You can create a beautiful effect with watercolour blooms and there are many different ways to use them in your artwork. This technique for mingling watercolours makes a beautiful background in an art journal, for a hand lettered piece, or in other mixed media artwork. Read on to learn how to create this effect and read some hints and tips for making it easy.
If you’re painting with watercolours and you accidentally paint too close to a damp patch on the paper, you may well end up with the colours bleeding together in a very frustrating way.

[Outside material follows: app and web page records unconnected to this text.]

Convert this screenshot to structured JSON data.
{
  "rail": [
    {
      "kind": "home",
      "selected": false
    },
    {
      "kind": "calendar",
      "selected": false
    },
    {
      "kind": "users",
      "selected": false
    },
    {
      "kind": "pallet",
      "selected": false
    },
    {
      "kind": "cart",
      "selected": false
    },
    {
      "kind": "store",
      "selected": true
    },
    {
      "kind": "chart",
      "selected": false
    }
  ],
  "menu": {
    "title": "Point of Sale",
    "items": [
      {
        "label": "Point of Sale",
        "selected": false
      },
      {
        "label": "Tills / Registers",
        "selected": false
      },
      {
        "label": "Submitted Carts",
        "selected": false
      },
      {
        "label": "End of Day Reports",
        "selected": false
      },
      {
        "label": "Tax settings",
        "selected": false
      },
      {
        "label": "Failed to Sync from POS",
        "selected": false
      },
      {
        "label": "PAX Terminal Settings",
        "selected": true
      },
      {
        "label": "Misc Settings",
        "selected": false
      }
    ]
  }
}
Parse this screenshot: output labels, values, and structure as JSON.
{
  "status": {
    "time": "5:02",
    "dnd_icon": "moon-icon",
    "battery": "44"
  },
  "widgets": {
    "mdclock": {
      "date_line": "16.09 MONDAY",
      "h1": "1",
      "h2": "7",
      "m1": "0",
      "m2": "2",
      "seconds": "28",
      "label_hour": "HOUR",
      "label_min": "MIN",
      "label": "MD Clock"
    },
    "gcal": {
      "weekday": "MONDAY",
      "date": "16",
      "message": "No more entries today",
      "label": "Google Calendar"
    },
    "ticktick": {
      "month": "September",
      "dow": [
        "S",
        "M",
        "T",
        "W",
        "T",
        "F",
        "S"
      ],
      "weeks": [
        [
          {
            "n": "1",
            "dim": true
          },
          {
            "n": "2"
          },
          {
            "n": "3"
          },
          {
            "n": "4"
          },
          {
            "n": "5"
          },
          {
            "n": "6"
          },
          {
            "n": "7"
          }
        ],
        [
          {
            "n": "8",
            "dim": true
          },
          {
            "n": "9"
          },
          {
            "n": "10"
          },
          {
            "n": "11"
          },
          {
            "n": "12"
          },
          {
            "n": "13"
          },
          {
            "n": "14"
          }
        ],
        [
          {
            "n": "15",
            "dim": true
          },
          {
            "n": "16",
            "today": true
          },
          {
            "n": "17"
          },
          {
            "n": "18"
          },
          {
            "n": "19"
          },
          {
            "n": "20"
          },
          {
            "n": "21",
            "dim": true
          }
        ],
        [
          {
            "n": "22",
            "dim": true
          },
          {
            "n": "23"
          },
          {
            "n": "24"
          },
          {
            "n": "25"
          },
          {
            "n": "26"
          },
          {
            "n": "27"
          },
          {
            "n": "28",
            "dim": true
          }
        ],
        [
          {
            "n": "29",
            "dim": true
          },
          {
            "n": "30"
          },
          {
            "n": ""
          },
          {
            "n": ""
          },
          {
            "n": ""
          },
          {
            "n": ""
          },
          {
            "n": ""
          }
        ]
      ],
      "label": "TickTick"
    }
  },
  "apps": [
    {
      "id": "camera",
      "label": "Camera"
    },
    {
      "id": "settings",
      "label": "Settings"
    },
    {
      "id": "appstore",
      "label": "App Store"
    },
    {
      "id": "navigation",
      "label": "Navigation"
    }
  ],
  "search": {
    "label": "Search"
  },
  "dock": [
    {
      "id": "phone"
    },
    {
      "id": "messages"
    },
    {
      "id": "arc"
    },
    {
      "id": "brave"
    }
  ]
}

This is essentially what a watercolour bloom is.
As annoying as this effect is when you didn’t mean to do it, it makes for some very beautiful artwork when you sit down with the intention of doing it.
There are so many ways you could use this effect, and I’ve listed a few of them here:
- As an art journal background
- To create abstract trees or flowers in a painting
- As the background to a hand lettered piece
- In a collage
- To make watercolour gift tags
- On a notecard
- To make your own gift wrap
Hints & Tips To Make Watercolour Blooms Simple
It’s surprisingly easy to achieve this lovely effect, but I have a couple of hints to make it go more smoothly.
- Make sure you work fairly quickly, so the paint is still wet when you add additional colours — that’s when they will bleed together and create that fantastic effect.
- Bear in mind that the wetter paint will bleed into the drier paint. You don’t want to paint two colours of a similar wetness as they won’t bleed so well.
- Generally, the wetter the paint, the further it will travel. Experiment with the amount of water you add to the paint to really alter the effect and how far the paint travels.
- Bear in mind that it’s very tricky to control this effect 100%, so any control freaks reading this article will need to accept that before trying this technique! (I learnt this the hard way…!)
- Depending on what you are trying to achieve with your watercolour bloom art, you might experiment with multiple colours, repeat the same two colours, or even work with variations of one colour.
- Another way of using this effect is to paint a wash in one colour, allow it to dry slightly, and then drop clean water onto it. Each water droplet will create a pretty round bloom.
How To Create Watercolour Blooms
- An art journal or sketchbook (alternatively, watercolour paper or other thick paper/thin card will do)
- Watercolour paints
- A brush
- A jar of water
Firstly, wet your paintbrush and paint a wash (not too wet) of one colour onto the page.
Wash your brush and then pick up another colour, making sure the paint is a bit wetter this time. Paint another section of the page, allowing the second colour to touch the first while they are both wet. The second colour will bleed into the first since it’s wetter.
When you’re satisfied that you’ve added enough colour, leave the page to dry.
The paper will probably have buckled a little due to the amount of water necessary to get the watercolour to bleed. If this is the case, close your art journal and place it under a stack of heavy books to flatten the page again.